The FEULA is definitely a step forward in license construction, without the problems of capital letter readability, and with significantly less legal jargon, and at only 630 words is a significantly quicker read than that of Zango's. It outlines the rights and responsibilities of the user and company in a way that is easily accessible, but it could be argued that the lack of specificity that is common in other, more mainstream EULAs could mean that there are more loopholes to be exploited by companies and users alike, and thus that the FEULA would fail in its purpose to protect the interests of the company and user. The FEULA is also very United States-centric which is a problem because it does not provide for non-American consumers. A company could easily change the agreement to suit their own local laws, but this does not empower the user to understand their local rights and responsibilities, thus putting more onus on the consumer to investigate the laws that apply to them. The FEULA also has a clause that disclaims warranties of merchantability or fitness for a particular purpose, which once again greatly and unfairly benefits the company rather than the consumer. Many jurisdictions include laws requiring products to meet merchantable quality standards. If the software claims to do some particular task but does not actually carry out that task properly, according to the Australian Trade Practices Act (1974) it is not of merchantable quality [Commonwealth of Australia, 1974]. To disclaim warranty of this in a general EULA could imply that software malfunctions would not be the responsibility of the company who wrote the program, which would be deceptive under Australian law, making users of the software think they cannot make a claim if such damages arose from unmerchantable quality software. However, unlike other EULAs, this particular EULA points out the limitations on its liability, in that it would be responsible for injuries ``resulting from gross negligence, fraud, or knowing misrepresentation on [the company's] part''. It also continues to refer to ``statutory rights'', which Belgrove's study finds too vague [Belgrove, 2008] to be useful for the average user.

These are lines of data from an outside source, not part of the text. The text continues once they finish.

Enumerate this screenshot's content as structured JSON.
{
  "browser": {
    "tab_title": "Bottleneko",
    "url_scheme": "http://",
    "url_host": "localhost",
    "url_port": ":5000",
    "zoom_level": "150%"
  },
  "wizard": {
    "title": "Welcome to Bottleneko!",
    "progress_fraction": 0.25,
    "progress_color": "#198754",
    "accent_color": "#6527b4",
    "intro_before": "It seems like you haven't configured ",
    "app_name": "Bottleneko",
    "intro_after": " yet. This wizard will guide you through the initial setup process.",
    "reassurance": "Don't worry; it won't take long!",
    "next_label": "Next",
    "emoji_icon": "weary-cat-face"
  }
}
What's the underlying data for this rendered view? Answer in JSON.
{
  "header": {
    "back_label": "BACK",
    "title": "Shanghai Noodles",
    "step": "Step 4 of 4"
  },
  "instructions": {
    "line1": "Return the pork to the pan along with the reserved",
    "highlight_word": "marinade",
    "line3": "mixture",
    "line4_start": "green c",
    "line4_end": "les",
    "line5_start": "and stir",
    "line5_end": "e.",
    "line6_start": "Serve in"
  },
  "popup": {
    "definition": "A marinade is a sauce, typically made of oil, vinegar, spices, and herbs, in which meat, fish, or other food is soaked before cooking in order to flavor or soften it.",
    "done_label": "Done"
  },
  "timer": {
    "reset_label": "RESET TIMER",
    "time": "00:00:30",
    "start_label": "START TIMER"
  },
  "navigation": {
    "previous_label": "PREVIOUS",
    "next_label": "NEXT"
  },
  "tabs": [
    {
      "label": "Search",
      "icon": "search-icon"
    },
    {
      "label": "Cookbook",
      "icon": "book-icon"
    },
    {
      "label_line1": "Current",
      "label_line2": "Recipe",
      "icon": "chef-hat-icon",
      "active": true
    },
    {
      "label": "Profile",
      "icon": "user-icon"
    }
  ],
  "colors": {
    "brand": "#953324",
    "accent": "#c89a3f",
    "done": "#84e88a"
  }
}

Despite its flaws, the FEULA is on the right track to balance out the fairness for users and companies. It could easily start to suffer from length concerns if it becomes tailored to an individual company's needs, but something like the FEULA could be used as the template for license agreements, given adequate supporting infrastructure. The conditions in the FEULA also highlight the problem of localisation, in that there needs to be either an easy localisation option for users to understand their local laws, or there needs to be a concerted education campaign to empower users with more knowledge of their rights and responsibilities. The clauses2.5 allowing for users to transfer their copy and license of the software to someone else are good, because they allow for greater freedom of use of the software, as are the clauses which state in clear language that the company will request specific permission before updating itself or taking personal information.
This section has discussed in detail the problems associated with End User License Agreements. It has shown the predominant method for gaining informed consent has inherent flaws in its design, requiring companies to simply disclose terms and conditions, and allowing consumers to accept these without any sorts of testing of understanding or competence, or mechanisms for feedback and questions about the agreement. The fact that the major operating system companies have included these sorts of EULAs as examples or templates within their development environments helps to further solidify the practice amongst software developers. In the Zango case study we see a particularly bad example of the problems that can be effectively ``hidden'' within the EULA due to the difficulty and imposing nature of the length and legal language used, and the use of hard-to-process capital letters to make the agreement even harder for everyday users to comprehend. The Fair EULA could be the start of a template for a set of standard license agreements, but even it has its flaws. As it is, this section shows how the effective consent and duty of disclosure models do not work effectively when disclosure is made the focus of the agreement and informed consent is considered the goal rather than an enabler (and thus falls into the problems of Brownsword's ``cult of consent'' [Brownsword, 2004] discussed in section 1.2.3). This section also shows the difficulty of determining what would be considered sufficient in the case of autonomous actions. Both sufficient understanding and sufficiently autonomous actions are hard to set thresholds for here because of the huge range of potential users, the lack of being able to adequately test users, and the culture of minimal concern for user rights and maximal concern for limitation of legal liability. The next section will show how these same problems affect areas of privacy in computing as well.